Humanly speaking, what was it that made the ministry of people like Wesley, Whitefield, Edwards, Kuyper, and others so attractive? Was it that they used gimmicks, slogans, or sales pitches? Were they so culturally relevant and cutting edge that people were irresistibly drawn to them? According to Leith, that way that is most appealing and most commendable is “plain words for plain people.” Wesley, for example, “did his theology out of the Bible, read as God’s revelation.”
Unlike Schleiermacher, Wesley was not a speculative theologian, attempting to win applause by the cleverness and imagination of his mind. “His writings were not political tracts attempting to give his social location in the political correctness of his day.” Rather, people like Edwards, Whitefield, Wesley, Kuyper, Bavinck, Warfield, Machen, Van Til, and others mined the theological tradition of Scripture, their respective confessional statements, and the Church Fathers.
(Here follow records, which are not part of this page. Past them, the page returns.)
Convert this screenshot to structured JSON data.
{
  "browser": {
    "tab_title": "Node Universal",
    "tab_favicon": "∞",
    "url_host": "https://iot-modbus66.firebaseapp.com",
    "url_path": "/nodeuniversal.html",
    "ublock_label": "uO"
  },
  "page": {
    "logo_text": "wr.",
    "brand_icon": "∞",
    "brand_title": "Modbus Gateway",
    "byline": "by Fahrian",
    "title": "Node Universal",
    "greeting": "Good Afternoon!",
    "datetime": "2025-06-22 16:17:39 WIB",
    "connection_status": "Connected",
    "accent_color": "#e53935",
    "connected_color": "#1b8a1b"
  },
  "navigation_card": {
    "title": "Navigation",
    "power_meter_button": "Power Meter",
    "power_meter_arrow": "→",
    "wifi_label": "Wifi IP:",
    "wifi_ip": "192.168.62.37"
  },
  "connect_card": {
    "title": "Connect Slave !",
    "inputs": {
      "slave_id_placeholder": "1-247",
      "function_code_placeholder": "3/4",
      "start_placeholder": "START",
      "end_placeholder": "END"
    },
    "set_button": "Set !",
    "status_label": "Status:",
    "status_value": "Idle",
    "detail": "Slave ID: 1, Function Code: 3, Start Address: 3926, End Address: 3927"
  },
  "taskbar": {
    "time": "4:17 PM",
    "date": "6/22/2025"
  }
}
Even though many mega-church pastors might not mention Schleiermacher by name—or even be acquainted with his theological method!—they are teaching like Schleiermacher did. For those in the Emergent tribe, Schleiermacher looms large as one of their theological “darlings” as well. Leith concludes however, “Theology written in German universities and in the tradition that began with Schleiermacher fascinates many American theologians today. This theology has many striking qualities: generally a wide philosophical background, an intellectual cleverness, and not infrequently a pedantic quality. Yet those who are fascinated with this theology have not, to my knowledge, taken seriously the ineffectiveness of this theology in Germany itself and in Europe.” Leith is spot on with this analysis.
His bottom line for seminary professors and students therefore is: “Is the theology of the university preachable so that it can sustain congregations over a period of time.” That is to say, “…the capacity of certain theologies to gather congregations, nurture and sustain them, and to transform the social order and the weakness of other theologies in their inability either to establish strong communities or to sustain Christian congregations must be taken seriously.”
And it is precisely here that biblical doctrine, preached, taught, embraced, and revered and not despised or pushed under the ecclesiastical (or is it ecclesial?) carpet aids in the spiritual soundness of a local congregation. Leith reminds us that “From the beginning church councils have declared certain doctrines and practices sound and others heretical.” John Calvin insisted that one test of doctrine was its ability to edify. Pastors should present the whole counsel of the doctrinal truth of the Word of God without hesitation.
Although many modern pastors, seminaries, and church agencies have not yet learned this important truth, I bring it to your attention anyway: An impotent theology means an ineffective pastor who cannot build up and lead a congregation. Let me qualify that because it lends itself to misunderstanding. An “effective” pastor is not to be judged by the size of his congregation, his popularity, or Christian celebrity status. We must not think that bigger means “more successful.” An “impotent” theology is anything and everything that is unbiblical or that shies away from biblical truth. When I talk about building up and leading a congregation I’m not talking about showing up to preach. I’m referring to the day-to-day, house-to-house visitation and instruction in the Word of God and the things of God. In our next issues we’ll turn our attention to what it means to teach the Church’s faith.